Business loans are often taken out to help with start-up costs, or to enable a business to grow.
Eligibility for a loan will depend on your personal financial situation as well as that of your business.
As with any other borrowing, a bank or other loan provider will look into your credit history, but in addition they may also want to see a business plan or business accounts. Depending on whether you're a start-up or an established business.
Before applying, make sure your finances are in order and that you're as prepared as possible.
Taking out a business loan with your current bank may seem like the simple solution. But any bank will ask whether or not you can manage the interest and repay the loan in the time set. It's always a good idea to shop around and keep your options open.
Depending on your needs and financial position, there are four main types of business loan to consider.
These loans can be secured against a number of different things. Depending on how much you want to borrow, and what for.
Security may include a personal guarantee, security over whatever's being purchased with the loan or over assets in the business. It may even be possible to put your own home up as security.
Remember that your home will be at risk if the business fails to keep up repayments, so think carefully about this option.
Generally speaking, secured loans allow businesses to borrow larger sums of money than unsecured loans.
An unsecured business loan is borrowing taken out from a bank, building society or peer-to-peer lender. Because the loan is unsecured, there's no collateral - like your existing assets - to back the loan.
The amount lent and interest rate will depend on the creditworthiness of you and your business.
Getting a loan for your business via a peer-to-peer (P2P) lending lending platform could be another way to finance your business. With P2P lending, you borrow from individuals rather than a bank or lender.
Access to lending depends on the platform you choose. For example, some may only offer borrowing to sole traders.
If your business is just getting started, it's worth looking into government-backed schemes too.
The Start Up Loans programme was created by the Department for Business, Innovation and Skills in 2012 to help support people with a business idea but no access to finance.
Loans are low cost, unsecured and have a fixed rate of interest. But you must repay within five years.
The Bounce Back Loan Scheme (BBLS) and the Coronavirus Business Interruption Loan Scheme (CBILS) have now both closed.
But businesses of any size can still use the Recovery Loan scheme, even if they've used one of the two previous schemes.
You need to qualify for the loan with an individual lender and the government will guarantee 80% of the loan with the lender, making it more likely that they'll accept you. You'll still be 100% responsible for repaying the debt.
To qualify for the loan you need to show that your business:

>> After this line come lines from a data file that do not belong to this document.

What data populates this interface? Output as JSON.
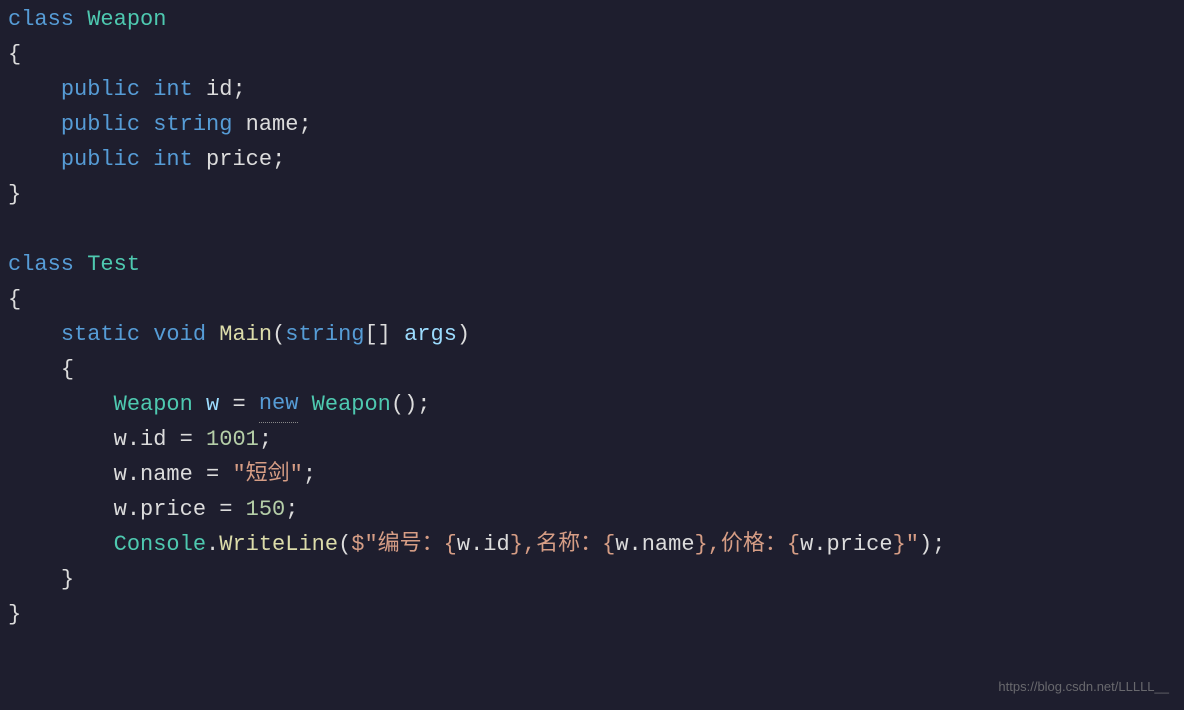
{
  "code": {
    "line1_class": "class",
    "line1_type": "Weapon",
    "line2_brace": "{",
    "line3_public": "public",
    "line3_int": "int",
    "line3_id": "id",
    "line3_semi": ";",
    "line4_public": "public",
    "line4_string": "string",
    "line4_name": "name",
    "line4_semi": ";",
    "line5_public": "public",
    "line5_int": "int",
    "line5_price": "price",
    "line5_semi": ";",
    "line6_brace": "}",
    "line8_class": "class",
    "line8_type": "Test",
    "line9_brace": "{",
    "line10_static": "static",
    "line10_void": "void",
    "line10_main": "Main",
    "line10_lparen": "(",
    "line10_string": "string",
    "line10_brackets": "[]",
    "line10_args": "args",
    "line10_rparen": ")",
    "line11_brace": "{",
    "line12_weapon": "Weapon",
    "line12_w": "w",
    "line12_eq": "=",
    "line12_new": "new",
    "line12_weapon2": "Weapon",
    "line12_parens": "()",
    "line12_semi": ";",
    "line13_w": "w",
    "line13_dot": ".",
    "line13_id": "id",
    "line13_eq": "=",
    "line13_val": "1001",
    "line13_semi": ";",
    "line14_w": "w",
    "line14_dot": ".",
    "line14_name": "name",
    "line14_eq": "=",
    "line14_val": "\"短剑\"",
    "line14_semi": ";",
    "line15_w": "w",
    "line15_dot": ".",
    "line15_price": "price",
    "line15_eq": "=",
    "line15_val": "150",
    "line15_semi": ";",
    "line16_console": "Console",
    "line16_dot": ".",
    "line16_writeline": "WriteLine",
    "line16_lparen": "(",
    "line16_str1": "$\"编号：{",
    "line16_wid": "w.id",
    "line16_str2": "},名称：{",
    "line16_wname": "w.name",
    "line16_str3": "},价格：{",
    "line16_wprice": "w.price",
    "line16_str4": "}\"",
    "line16_rparen": ")",
    "line16_semi": ";",
    "line17_brace": "}",
    "line18_brace": "}"
  },
  "watermark": "https://blog.csdn.net/LLLLL__"
}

If you don't think a business loan is for you, there are some other funding options available.
Getting a credit card for your business can be a quick way to access smaller sums of money.
Business credit cards generally offer an interest-free period on purchases, which can be helpful when trying to manage cash flow.
There's normally an annual fee. And you will be credit-checked.
Make sure you pay off the balance each month to avoid paying unnecessary interest charges or fees.
Cash-flow finance allows businesses to release the money trapped in invoices, in effect advancing themselves the cash.
Some banks offer cash-flow finance, but many others don't. There are a number of fees attached, such as an administration fee at the commencement of the arrangement, plus a monthly service charge.
There might also be a higher interest rate than that applied to a standard business loan.
Some business current accounts have interest-free overdrafts or charge a fairly low APR for them.
Using an overdraft responsibly could be helpful if you need to borrow small amounts for short periods.
Using crowdfunding investment to help start or grow your business is another way to access finance. Platforms such as Crowdcube allow anyone - individuals or professional investors - to invest in start-ups and growth businesses.
This is likely to involve giving away a stake of your business to investors.
Invoice finance means taking out a loan against money that your customers owe you.
For example, if you're waiting for customers to pay their invoices, this can be used as security to take out a loan that you can use immediately. Then once the invoices are paid, you repay the loan using that money.
You might be able to get a business loan with a poor credit rating. You're more likely to get approval for a secured loan, where you've put up an asset as collateral. Expect higher interest rates and lots of checks on your business for a lender to be comfortable though.
It depends slightly on how much you want to borrow and for how long. If you're borrowing from a lender you already bank with it might be a bit quicker. The key thing when applying for a loan is to have all your documents to hand. Things like bank statements, business accounts and forecasts. It'll speed up the process. Check with the lender beforehand so you know what information you'll need.
Gocompare.com introduces customers to Funding Options Limited, who help UK firms access business finance, working directly with businesses and their trusted advisors. Funding Options Limited are a credit broker and not a lender. Funding Options Limited are authorised and regulated by the Financial Conduct Authority. Gocompare.com's relationship with Funding Options Limited is limited to that of a business partnership, no common ownership or control rights exist between us.